The IIO released two cropped photos taken by a city of Kelowna employee just before the shooting.

Investigation justifies shooting of homeless man by B.C. RCMP officer

Incident won’t be referred to Crown counsel for consideration of charges

An independent investigation has found a Kelowna RCMP female officer should not face charges after shooting a homeless man in August 2017.

An investigation of the incident by the Independent Investigations Office of B.C. found the police officer acted in an appropriate measure when she and a City of Kelowna worker were confronted by an angry man advancing toward them waving a large axe handle in a threatening manner.

“I do not consider that an officer may have committed an offence under any enactment and therefore the matter will not be referred to Crown counsel for consideration of charges,” stated the report, co-submitted by IIO chief civilian director Ronald MacDonald and general counsel Clinton Sadlemyer.

RELATED: RCMP officer involved in Kelowna shooting

The investigation focused on conflicting accounts of how the shooting unfolded based on interviews with the individual shot in the shoulder, a serious but non-life threatening wound, and both the police officer and city worker.

On Aug. 3, 2017, beginning at about 12:55 p.m., the police officer and city worker responded to a complaint of an unauthorized homeless camp near Duck Lake Road, finding a tent or tarp lined up against a large tree near a steep embankment.

As the neared the tent, they were approached by an individual carrying an axe handle. Ignoring repeated requests by the police officer to drop the axe handle over about a 10-minute interaction, the police officer retreated until stopped by a wire fence.

The shooting victim claimed he was using the axe handle as a crutch after suffering a spider bite on the side of his knee earlier that morning which required medical treatment.

After one final warning and voiced concern from the city worker that the man “was getting …to goddamn close,” the officer fired a shot from a distance of about 5.5 metres.

The shooting victim had contested the officer used excessive force by shooting him, which could lead to charges of attempted murder, aggravated assault or assault causing bodily harm.

But the investigation found his account that he did not leave the area where his tent was pitched or advance on the police office were contradicted by two photographs taken by the city worker as the scene unfolded.

“The comments to (the shooting victim) by the police officer, as related by the (city worker), indicate the officer appropriately attempted to de-escalate the situation while at the same time protecting herself and the (city worker),” the report concluded.

“It was certainly reasonable for (the police officer) to conclude that this non-compliant and angry male with a significant weapon could easily cause her imminent grievous bodily harm.”

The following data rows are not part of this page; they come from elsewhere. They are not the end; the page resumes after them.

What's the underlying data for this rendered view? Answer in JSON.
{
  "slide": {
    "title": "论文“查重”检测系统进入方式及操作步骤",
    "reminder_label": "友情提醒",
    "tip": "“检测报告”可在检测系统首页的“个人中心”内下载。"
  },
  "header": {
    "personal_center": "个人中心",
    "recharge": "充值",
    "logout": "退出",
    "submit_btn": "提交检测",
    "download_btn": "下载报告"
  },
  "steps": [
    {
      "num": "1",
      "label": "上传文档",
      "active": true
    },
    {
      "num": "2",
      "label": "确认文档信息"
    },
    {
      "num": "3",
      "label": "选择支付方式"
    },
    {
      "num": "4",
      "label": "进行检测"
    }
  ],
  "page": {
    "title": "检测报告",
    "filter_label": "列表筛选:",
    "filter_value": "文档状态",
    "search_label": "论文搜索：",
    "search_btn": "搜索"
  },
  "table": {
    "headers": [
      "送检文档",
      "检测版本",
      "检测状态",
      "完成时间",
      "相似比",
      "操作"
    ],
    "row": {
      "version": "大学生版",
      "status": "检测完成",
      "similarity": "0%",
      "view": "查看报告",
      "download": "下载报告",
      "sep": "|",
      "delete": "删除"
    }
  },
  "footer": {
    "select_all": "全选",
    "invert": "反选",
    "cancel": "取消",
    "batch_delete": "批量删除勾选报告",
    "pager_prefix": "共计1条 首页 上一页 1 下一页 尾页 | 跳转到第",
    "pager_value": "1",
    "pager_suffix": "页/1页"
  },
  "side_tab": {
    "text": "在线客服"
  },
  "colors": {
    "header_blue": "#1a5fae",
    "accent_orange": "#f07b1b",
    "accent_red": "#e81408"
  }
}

barry.gerding@blackpress.ca

Like us on Facebook and follow us on Twitter

 

Just Posted

Latest round of Columbia River Treaty talks wrap up in Cranbrook

Federal, provincial, U.S. and Indigenous representatives recently met for eight round of discussions

First Nations given max compensation for Ottawa’s child-welfare discrimination

2016 ruling said feds didn’t give same funding for on-reserve kids as was given to off-reserve kids

Come run for Terry this Sunday

Terry Fox Run in Invermere raises funds for cancer research

Council rejects water bottling plant in current spot

Cites possibility to having facility built at another location in the village

Climate change website launched by Selkirk College and Columbia Basin Trust

The site features climate information for communities in the Columbia Basin and boundary region

VIDEO: Vancouver Island mayor details emergency response after fatal bus crash

Sharie Minions says she is ‘appalled’ by condition of road where bus crashed

Federal party leaders address gun violence after weekend shooting near Toronto

One teen was killed and five people injured in the shooting

Conservatives promise tax cut that they say will address Liberal increases

Scheer says the cut would apply to the lowest income bracket

B.C. VIEWS: Cutting wood waste produces some bleeding

Value-added industry slowly grows as big sawmills close

Fewer trees, higher costs blamed for devastating downturn in B.C. forestry

Some say the high cost of logs is the major cause of the industry’s decline in B.C.

Federal food safety watchdog says batch of baby formula recalled

The agency says it’s conducting a food safety investigation

UVic president offers condolences after two students killed in bus crash

‘We also grieve with those closest to these members of our campus community,’ Cassels says

Coming Home: B.C. fire chief and disaster dog return from hurricane-ravaged Bahamas

The pair spent roughly one week on Great Abaco Island assisting in relief efforts

Most Read